This is the "Getting Started" page of the "Humanities 8: A Moral Perspective" guide.
Alternate Page for Screenreader Users
Skip to Page Navigation
Skip to Page Content

Humanities 8: A Moral Perspective  

Mr. Sberna and Mr. Silcox have created a research guide for the CAPPS Project and the American Diary Project. Use this guide to begin your research.
Last Updated: Feb 24, 2011 URL: Print Guide RSS UpdatesEmail Alerts

Getting Started Print Page

What is in this guide?

This guide offers suggestions on sources for history research in the Green Library at St. Mark's. The guide contains tabs about various stages of a research paper including:


How do I begin?

Begin your research by using the databases at your disposal in the Green Library. A brief list of appropriate databases may be found on this page under "Basic Ways To Find Scholarly Articles," but remember to explore all the databases available to you through the Green Library web database portal.  For example, you might want to consider searching the Grove Dictionary of Music or of Art for the year you have chosen, so that you might include references to the fine arts in your project.  If your year is 1888, you might want to include the fact that John Philip Sousa wrote "Semper Fidelis," the official march of the United States Marine Corps during that year.


Refine your search in our databases by using Boolean Logic (and, or, not) in the search boxes provided.  For a complete tutorial on using Boolean Logic, click here.


Remember to also refine your search by narrowing your topic to a specific year.  While databases vary in how and where you insert date-range information, a careful examination of the advanced search screen will reveal how to narrow your seach by date.  For example, in the History Reference Study Center, choose 'Advanced Search' then scroll down to 'Timeline."  There, you will be able to specify a date range to help narrow your search to a specific year.

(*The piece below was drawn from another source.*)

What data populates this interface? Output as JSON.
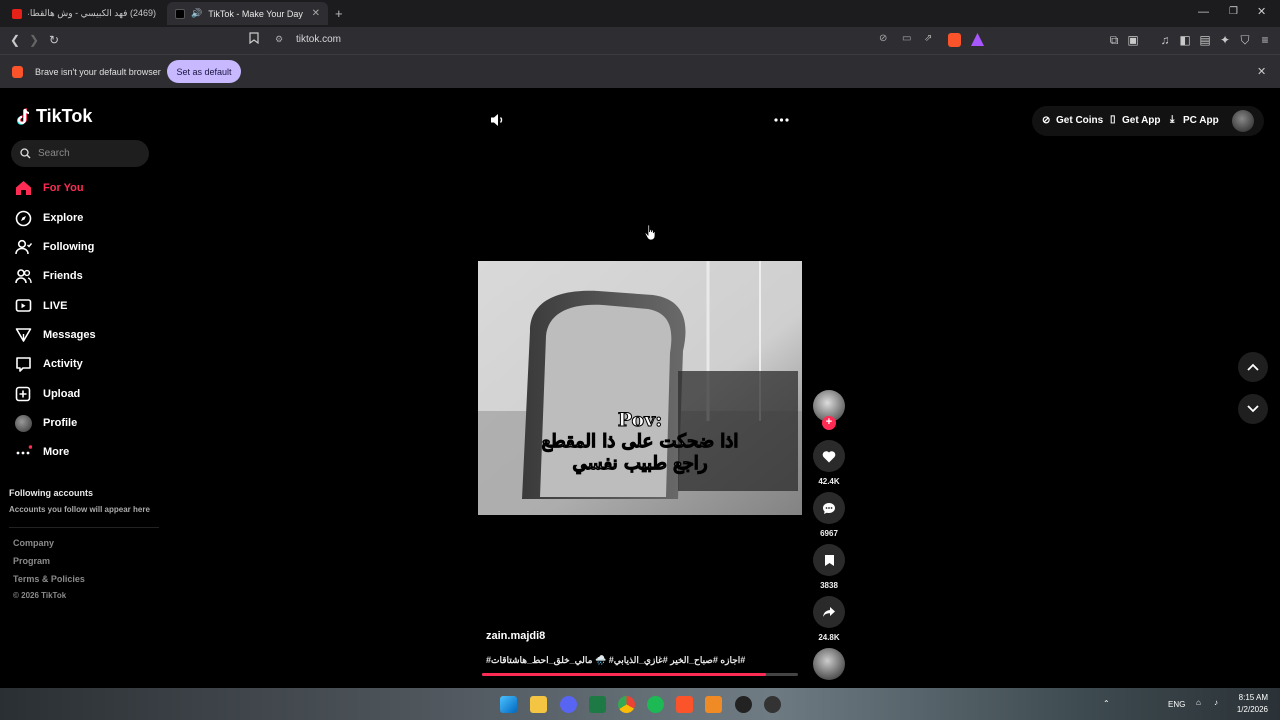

Basic ways to find scholarly articles for historical research


How do historians do research?

The study of history offers students an opportunity to investigate the past, gain perspective on the present, and develop their critical faculties and their imaginations. History provides an integrating principle for the entire learning process, and students gain a sense of human development and interrelatedness and an understanding of social processes. History demands a confrontation with the mythologies and achievements of our own society and with the reality of "otherness," both at home and in the larger world.

My Profile

Profile Image
Tinsley Silcox
Contact Info
Send Email

Loading  Loading...